fbpx
Connect with us

College Voices

Why wearing a mask is everyone’s business

Avatar photo

Published

on

A dark-haired woman wearing a white medical mask.
Source:

Almost 20 million people have contracted COVID-19 and there have been over half a million deaths as well. Public health experts have emphasized the use of face coverings to reduce the spread of the coronavirus. In response, extremist groups have taken to rallying against the use of masks, claiming the required use of masks is an infringement on their rights.

“Masks make us slaves,” mentioned a lady from Berlin. 

“Let kids be kids. No masks,” mentioned another from a Salt Lake City protest. 

The use of masks has been encouraged extensively for its effectiveness in retaining bodily fluid that spreads germs and, if contracted, COVID-19. There are countless graphics and scientific studies that prove the benefits of using masks in an effort to contain the spread of the virus.

Even so, a Florida restaurant owner, against mandated mask use, offered an anti-mask extremist group free meals at his restaurant, which violated Orange County’s mandate to wear masks in public spaces. Now, Florida is the world’s new epicenter for the virus.

Many people protest outside of a building, people carry the US Flag and other flags, many people carry signs with black and red text.
Source:

The use of masks, as well as the handle of the virus, has become a political topic to be debated rather than a humanitarian emergency.

When public officials require the use of masks, there is a perception that constitutional rights are being infringed.
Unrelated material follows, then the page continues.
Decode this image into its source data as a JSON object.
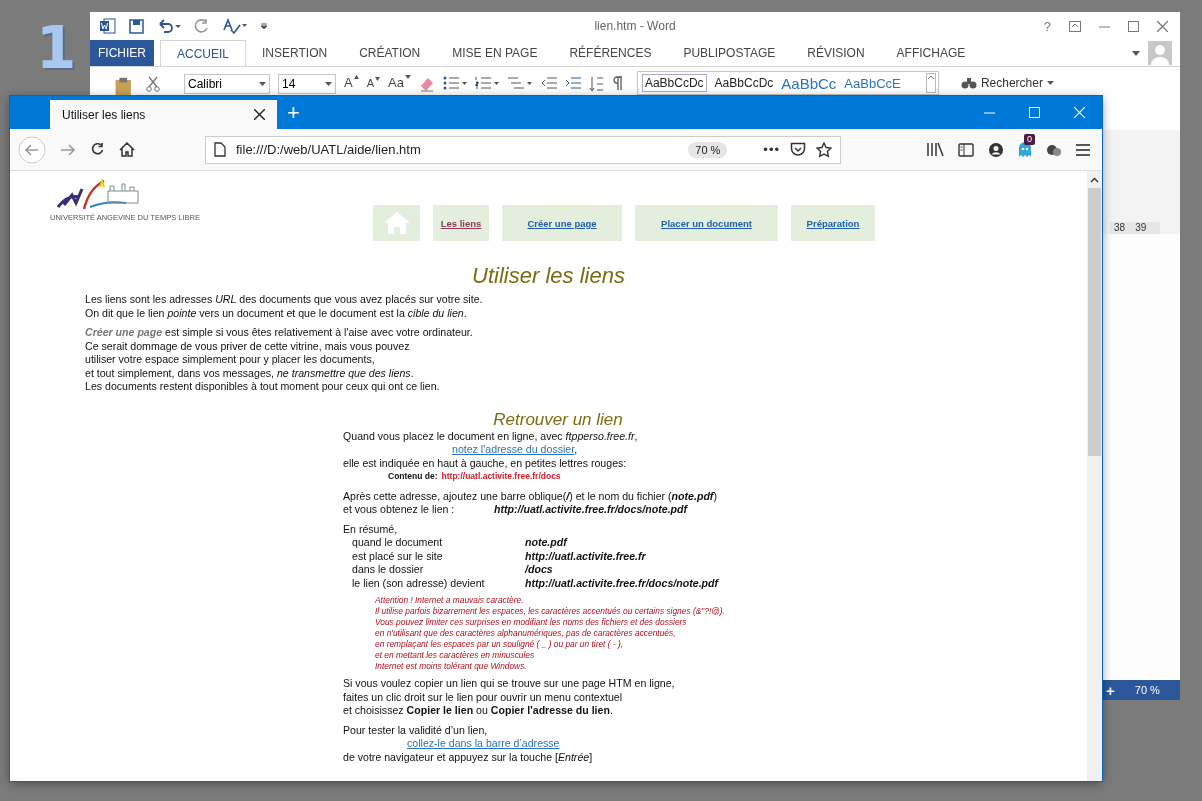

However, in that thought, there’s a selfish disregard for those that don’t have basic human needs met, such as access to proper healthcare. 

This pandemic has exposed the deep-rooted systemic disparities that exist in low-income families’ lack of access to healthcare.

Those that feel so inclined to attend rallies and protest the use of masks feel secure in their access to healthcare, the quality of treatment they may be receiving, and the fact that they can financially afford to be incapacitated by the virus. That is not a luxury that everyone has. 

A man with a beard and a black shirt shouts at a police officer with a mask on and a police uniform.
Source:

Nevertheless, those against the use of masks are constantly in contention with the public officials that require them.

Treating masks as something worth debating invalidates the lives of those who don’t have any of the aforementioned luxuries.

Additionally, it creates an excess of conversation around something timely that can cost people’s lives. 

Some people have taken to social media to voice these protests.

There is no doubt that the pandemic has disproportionately impacted communities of color, but with the Black Lives Matter movement necessitating protest and attention, communities of color have had to endure two intense traumas.

Politicians have taken the opportunity to politicize the pandemic at the expense of communities of color. And as the aforementioned tweet pointed out, some people just don’t recognize oppression and thus minimize others’ experiences for their benefit. 

People have forgotten to listen to the real experts, those that are informed on the risks of the virus, and are knowledgeable about how it spreads and how to contain it. Instead, they focus on those wanting to start speculative arguments, while millions continue to die.